Europe’s Contested Peripheries: Zooming into the Donbas’ post-Soviet Sociohistorical Downward Spiral into a Lived Dystopia of Protracted War for Territory and Memory

Doctoral Researcher
Elen Budinova

Image via

Historically nested within Europe’s open steppe Eastern frontier amidst multi-vectored cultural transfers, but also numerous fault lines of nomadic invasions and competing hegemonic interests, the Donbas encompasses a Russo-Ukrainian borderland located mostly in Ukraine. It was heavily industrialized and urbanized starting with the endeavors of settlers of international origin during late Russian imperial rule. Seven years ago, its entangled history turned a new dark page – it metamorphosed into a stage of protracted war and massive displacement, with the emergence of two separatist entities in the region tearing local social fabrics apart.

This project offers a socio-historical portrayal of the post-Soviet Donbas, enabling the reader to immerse themselves into the local context of regional borderland self-identification patterns that escape any generic divisions across ethnic lines and allude to a common labor culture overshadowed by thwarted transition, coupled with vulnerable institutional architecture due to systematic power abuses by opportunistic political clans predominantly leaning on superior Russian patronage. Tracing the local resonance of the chronically inadequate alternative leverages of the EU and NATO, and post-Soviet Ukrainian nation-building platforms, informed by overall socially inclusive civic frames, the project will also debunk their discursive demonization in separatist narratives.

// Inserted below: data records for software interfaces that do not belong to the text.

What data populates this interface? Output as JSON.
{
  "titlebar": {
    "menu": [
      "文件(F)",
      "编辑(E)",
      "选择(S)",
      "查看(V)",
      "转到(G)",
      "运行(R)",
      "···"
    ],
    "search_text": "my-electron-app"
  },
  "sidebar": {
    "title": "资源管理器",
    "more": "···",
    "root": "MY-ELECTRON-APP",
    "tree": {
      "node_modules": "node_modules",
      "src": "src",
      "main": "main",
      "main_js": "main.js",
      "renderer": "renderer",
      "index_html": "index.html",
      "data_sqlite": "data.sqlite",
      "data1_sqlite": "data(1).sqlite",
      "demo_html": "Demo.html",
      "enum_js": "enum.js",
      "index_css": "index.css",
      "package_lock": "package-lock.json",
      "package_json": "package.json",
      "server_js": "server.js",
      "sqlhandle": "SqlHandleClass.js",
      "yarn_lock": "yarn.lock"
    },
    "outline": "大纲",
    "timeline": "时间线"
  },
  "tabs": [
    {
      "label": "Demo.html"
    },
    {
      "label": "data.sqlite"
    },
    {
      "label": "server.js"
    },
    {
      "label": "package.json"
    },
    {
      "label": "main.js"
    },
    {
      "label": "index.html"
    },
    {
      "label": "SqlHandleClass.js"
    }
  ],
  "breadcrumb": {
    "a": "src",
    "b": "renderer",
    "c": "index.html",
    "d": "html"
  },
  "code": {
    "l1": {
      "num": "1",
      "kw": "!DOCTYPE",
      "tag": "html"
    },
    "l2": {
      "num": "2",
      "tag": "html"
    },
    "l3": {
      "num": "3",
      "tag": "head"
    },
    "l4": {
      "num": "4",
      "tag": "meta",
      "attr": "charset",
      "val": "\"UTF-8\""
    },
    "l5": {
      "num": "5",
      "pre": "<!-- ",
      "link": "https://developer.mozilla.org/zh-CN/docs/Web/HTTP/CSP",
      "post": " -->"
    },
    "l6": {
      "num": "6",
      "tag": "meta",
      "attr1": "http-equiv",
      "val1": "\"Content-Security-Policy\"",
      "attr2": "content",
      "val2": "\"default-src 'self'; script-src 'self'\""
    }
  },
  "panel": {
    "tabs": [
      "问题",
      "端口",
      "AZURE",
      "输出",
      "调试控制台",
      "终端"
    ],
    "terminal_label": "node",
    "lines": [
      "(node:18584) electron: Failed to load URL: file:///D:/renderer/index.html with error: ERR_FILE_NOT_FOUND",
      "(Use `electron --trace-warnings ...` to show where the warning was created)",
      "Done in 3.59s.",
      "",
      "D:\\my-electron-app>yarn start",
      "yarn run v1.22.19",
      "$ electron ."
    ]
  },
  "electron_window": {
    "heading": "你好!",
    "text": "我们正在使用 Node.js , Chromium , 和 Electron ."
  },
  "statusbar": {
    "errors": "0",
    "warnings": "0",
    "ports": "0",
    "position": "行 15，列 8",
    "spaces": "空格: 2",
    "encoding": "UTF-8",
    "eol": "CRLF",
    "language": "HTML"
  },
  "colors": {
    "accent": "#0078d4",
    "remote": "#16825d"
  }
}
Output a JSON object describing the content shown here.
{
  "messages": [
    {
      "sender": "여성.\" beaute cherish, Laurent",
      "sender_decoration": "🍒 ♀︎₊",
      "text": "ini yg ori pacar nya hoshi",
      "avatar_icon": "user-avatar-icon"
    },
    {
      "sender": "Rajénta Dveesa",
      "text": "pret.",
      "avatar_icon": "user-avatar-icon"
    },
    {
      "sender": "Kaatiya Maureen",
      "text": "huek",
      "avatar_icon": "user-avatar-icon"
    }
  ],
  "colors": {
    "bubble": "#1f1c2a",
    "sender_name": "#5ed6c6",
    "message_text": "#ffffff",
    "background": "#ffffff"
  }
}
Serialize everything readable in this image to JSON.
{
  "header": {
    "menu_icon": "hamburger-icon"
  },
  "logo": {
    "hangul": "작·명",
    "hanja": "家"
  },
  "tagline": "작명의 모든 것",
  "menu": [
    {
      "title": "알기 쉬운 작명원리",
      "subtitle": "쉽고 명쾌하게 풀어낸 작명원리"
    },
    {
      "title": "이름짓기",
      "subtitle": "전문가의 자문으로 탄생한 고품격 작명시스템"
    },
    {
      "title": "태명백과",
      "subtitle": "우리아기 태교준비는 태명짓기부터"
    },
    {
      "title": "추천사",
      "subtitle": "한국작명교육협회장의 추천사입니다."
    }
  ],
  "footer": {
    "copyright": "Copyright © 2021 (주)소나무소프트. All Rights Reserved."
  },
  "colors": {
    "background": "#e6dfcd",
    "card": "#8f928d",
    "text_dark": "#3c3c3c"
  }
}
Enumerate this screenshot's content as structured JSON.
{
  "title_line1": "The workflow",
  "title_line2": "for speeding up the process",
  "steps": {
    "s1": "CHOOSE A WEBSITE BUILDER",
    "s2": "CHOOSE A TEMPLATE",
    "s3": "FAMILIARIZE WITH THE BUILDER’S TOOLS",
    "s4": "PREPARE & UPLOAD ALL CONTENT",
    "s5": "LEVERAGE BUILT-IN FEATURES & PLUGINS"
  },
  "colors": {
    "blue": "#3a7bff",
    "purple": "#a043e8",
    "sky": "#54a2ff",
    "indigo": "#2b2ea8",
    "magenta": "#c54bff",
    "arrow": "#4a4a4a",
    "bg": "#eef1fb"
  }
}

Scrutinizing multilevel dynamics behind the region’s descent into protracted war, with particular attention paid to the roles of local actors and the Kremlin, the interdisciplinary focus of this work falls on the crystallization of dystopic lived realities. Violence as a superior polarizing force, multidirectional Othering processes, and the literal collapse of time in a cacophony of separatist propaganda shaping distorted versions of the past constitute the backbones of this analysis. The constant separatist oscillation between misused historical myths in the realms of ‘chosen traumas’ and ‘chosen glories’ – both sublimed into instrumentalized Soviet nostalgia and Russian imperial legacy – will be critically discussed. In a comparative outlook, especially regarding Transnistria, other scenarios of breakaway areas succumbing to the no-war-no-peace limbo of delusionary ‘frozen’ conflicts in Europe’s Eastern periphery will also be further elaborated on.